WHAT IS REQUIRED: Your answer must consist of every line from the data below that includes the word "image".
══ TASK MATERIAL ══
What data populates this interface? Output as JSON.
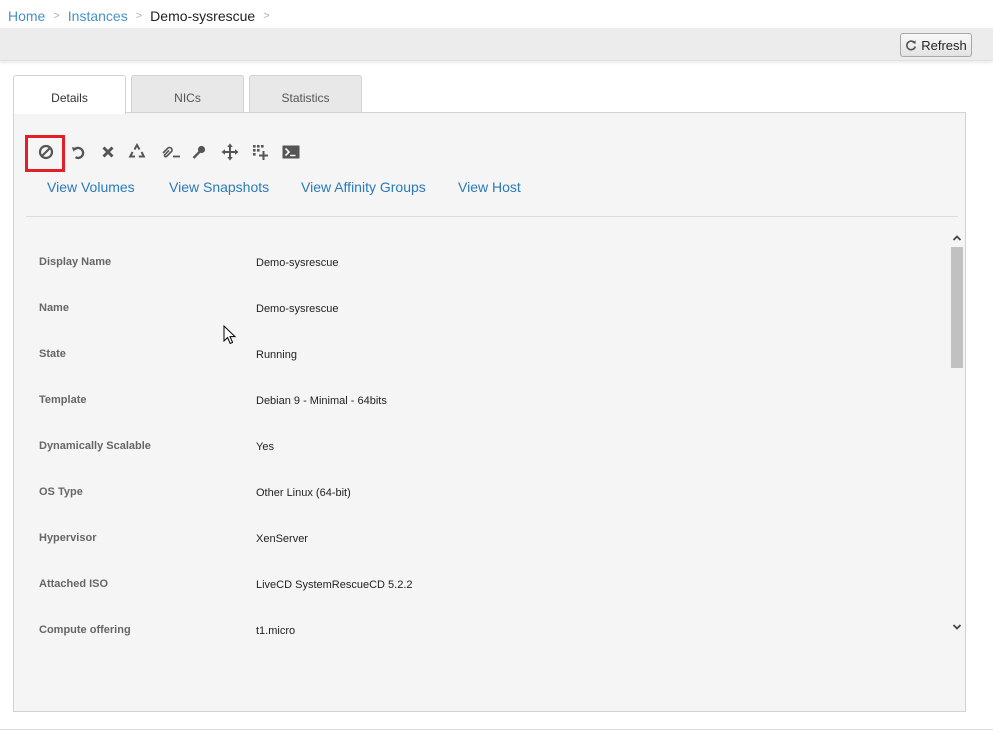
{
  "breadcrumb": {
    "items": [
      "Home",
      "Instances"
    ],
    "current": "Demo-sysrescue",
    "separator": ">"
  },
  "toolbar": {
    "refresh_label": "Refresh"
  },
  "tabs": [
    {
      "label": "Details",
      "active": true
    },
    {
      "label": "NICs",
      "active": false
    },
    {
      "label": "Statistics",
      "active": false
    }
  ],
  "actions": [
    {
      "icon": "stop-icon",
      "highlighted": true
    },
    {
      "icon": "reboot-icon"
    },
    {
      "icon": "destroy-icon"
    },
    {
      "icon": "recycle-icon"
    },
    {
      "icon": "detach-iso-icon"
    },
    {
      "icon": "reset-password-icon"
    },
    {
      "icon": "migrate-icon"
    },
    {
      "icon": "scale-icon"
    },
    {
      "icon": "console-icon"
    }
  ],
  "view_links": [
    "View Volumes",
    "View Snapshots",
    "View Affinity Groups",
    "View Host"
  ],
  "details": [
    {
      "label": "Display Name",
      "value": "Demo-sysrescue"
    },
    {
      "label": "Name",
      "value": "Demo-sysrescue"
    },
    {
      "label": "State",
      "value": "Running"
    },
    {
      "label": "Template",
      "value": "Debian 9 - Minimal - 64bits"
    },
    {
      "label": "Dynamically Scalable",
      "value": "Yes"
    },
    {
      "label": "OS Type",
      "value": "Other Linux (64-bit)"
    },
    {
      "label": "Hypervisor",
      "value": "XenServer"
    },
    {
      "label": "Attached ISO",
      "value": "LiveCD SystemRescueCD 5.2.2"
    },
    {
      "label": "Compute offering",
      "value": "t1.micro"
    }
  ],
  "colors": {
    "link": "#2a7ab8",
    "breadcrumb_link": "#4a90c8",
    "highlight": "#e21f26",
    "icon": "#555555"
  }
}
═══
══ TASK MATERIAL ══
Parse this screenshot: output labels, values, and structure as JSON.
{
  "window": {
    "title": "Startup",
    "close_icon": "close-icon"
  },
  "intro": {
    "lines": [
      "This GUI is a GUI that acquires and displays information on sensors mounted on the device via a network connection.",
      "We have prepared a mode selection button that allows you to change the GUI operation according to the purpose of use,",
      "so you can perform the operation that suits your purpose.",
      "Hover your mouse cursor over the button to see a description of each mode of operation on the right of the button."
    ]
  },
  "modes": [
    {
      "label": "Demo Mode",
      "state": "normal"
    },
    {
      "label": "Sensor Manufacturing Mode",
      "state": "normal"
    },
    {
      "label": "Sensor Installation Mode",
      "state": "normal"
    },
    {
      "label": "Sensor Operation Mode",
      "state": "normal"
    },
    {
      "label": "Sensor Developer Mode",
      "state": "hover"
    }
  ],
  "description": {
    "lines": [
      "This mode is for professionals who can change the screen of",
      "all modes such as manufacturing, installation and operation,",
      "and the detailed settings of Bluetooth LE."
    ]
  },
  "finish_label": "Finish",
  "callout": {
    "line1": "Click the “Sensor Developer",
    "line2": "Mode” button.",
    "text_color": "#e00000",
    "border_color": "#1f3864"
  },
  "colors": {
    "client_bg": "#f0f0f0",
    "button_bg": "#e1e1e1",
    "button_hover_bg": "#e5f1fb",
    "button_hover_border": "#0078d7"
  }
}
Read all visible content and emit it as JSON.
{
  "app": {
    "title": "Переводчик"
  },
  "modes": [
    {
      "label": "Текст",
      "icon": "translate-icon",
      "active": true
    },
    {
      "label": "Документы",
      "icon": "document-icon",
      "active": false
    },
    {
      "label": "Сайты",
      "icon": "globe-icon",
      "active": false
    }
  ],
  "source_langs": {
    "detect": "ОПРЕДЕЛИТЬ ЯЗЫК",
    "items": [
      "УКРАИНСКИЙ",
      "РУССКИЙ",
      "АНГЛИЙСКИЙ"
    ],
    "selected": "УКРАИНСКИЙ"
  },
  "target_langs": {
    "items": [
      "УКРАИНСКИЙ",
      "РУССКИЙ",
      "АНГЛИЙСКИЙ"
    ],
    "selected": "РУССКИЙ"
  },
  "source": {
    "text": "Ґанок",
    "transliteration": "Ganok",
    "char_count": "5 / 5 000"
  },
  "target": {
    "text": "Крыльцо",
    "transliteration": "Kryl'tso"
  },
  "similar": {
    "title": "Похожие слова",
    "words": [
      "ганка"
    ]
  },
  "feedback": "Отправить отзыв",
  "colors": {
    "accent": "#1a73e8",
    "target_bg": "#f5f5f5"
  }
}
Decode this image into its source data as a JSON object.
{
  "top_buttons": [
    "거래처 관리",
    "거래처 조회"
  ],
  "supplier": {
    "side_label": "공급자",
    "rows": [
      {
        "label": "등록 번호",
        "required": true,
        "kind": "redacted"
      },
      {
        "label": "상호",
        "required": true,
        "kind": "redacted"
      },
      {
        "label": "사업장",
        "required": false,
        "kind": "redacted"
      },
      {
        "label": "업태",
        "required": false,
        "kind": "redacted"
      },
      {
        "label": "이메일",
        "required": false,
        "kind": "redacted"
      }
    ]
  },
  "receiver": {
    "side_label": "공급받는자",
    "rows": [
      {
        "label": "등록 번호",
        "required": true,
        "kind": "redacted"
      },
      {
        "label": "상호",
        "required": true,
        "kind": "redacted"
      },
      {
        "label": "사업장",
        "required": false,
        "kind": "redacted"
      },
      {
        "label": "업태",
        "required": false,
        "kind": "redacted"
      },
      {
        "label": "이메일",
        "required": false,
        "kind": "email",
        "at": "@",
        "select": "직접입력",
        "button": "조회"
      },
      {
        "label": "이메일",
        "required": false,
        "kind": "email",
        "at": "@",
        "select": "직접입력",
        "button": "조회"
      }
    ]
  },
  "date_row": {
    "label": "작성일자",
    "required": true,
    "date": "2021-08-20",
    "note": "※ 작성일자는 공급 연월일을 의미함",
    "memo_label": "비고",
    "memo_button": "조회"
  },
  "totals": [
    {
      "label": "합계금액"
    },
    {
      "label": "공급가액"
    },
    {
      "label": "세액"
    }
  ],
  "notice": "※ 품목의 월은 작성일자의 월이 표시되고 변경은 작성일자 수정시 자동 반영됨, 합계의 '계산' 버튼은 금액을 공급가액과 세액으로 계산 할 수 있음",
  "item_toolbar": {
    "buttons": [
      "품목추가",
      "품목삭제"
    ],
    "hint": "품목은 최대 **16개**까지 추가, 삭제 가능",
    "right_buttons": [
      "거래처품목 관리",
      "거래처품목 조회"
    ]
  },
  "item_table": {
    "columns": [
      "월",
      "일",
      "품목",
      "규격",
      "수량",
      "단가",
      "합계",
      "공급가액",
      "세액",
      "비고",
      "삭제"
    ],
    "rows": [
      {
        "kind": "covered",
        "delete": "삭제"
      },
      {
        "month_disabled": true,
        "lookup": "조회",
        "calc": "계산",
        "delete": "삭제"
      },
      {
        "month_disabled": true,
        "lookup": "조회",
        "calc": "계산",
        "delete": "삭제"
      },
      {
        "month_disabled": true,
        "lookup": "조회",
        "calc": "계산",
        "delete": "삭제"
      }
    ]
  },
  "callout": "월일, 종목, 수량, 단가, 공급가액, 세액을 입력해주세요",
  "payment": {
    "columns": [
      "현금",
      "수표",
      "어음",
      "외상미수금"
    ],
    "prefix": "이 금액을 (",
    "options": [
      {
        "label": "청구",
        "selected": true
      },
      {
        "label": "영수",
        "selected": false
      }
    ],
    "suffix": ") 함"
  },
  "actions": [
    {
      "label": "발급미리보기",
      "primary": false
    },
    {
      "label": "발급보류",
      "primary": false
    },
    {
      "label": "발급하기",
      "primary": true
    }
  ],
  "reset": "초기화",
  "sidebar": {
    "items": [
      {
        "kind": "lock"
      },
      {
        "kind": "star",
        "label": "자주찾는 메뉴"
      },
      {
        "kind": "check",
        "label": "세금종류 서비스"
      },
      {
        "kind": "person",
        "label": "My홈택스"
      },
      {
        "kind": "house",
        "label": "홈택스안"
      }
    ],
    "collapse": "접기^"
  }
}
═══
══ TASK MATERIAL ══
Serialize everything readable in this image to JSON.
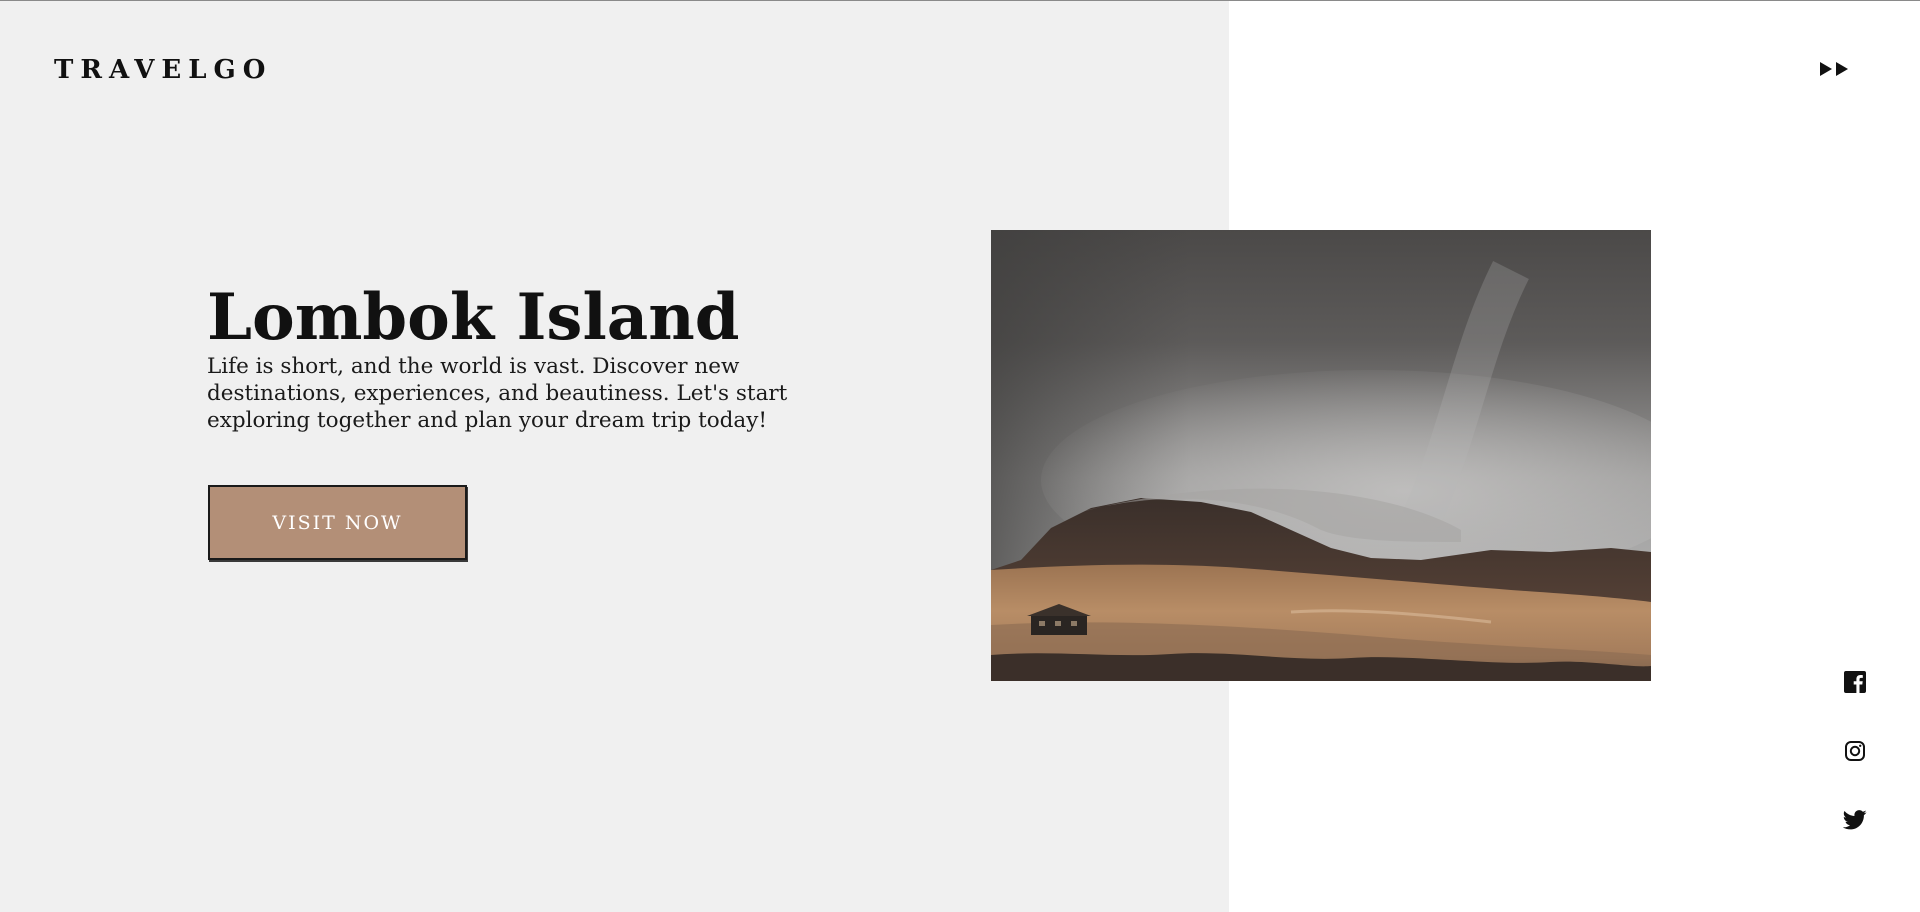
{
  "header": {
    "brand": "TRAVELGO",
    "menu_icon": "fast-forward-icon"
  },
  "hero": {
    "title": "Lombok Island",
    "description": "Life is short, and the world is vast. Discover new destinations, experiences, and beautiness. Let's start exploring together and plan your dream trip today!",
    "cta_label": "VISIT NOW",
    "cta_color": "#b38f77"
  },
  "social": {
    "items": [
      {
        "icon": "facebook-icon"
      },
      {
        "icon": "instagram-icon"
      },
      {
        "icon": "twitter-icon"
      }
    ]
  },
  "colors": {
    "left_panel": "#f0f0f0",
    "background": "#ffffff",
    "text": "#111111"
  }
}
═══
OUTPUT BELOW:
Decode this image into its source data as a JSON object.
Serialize everything readable in this image to JSON.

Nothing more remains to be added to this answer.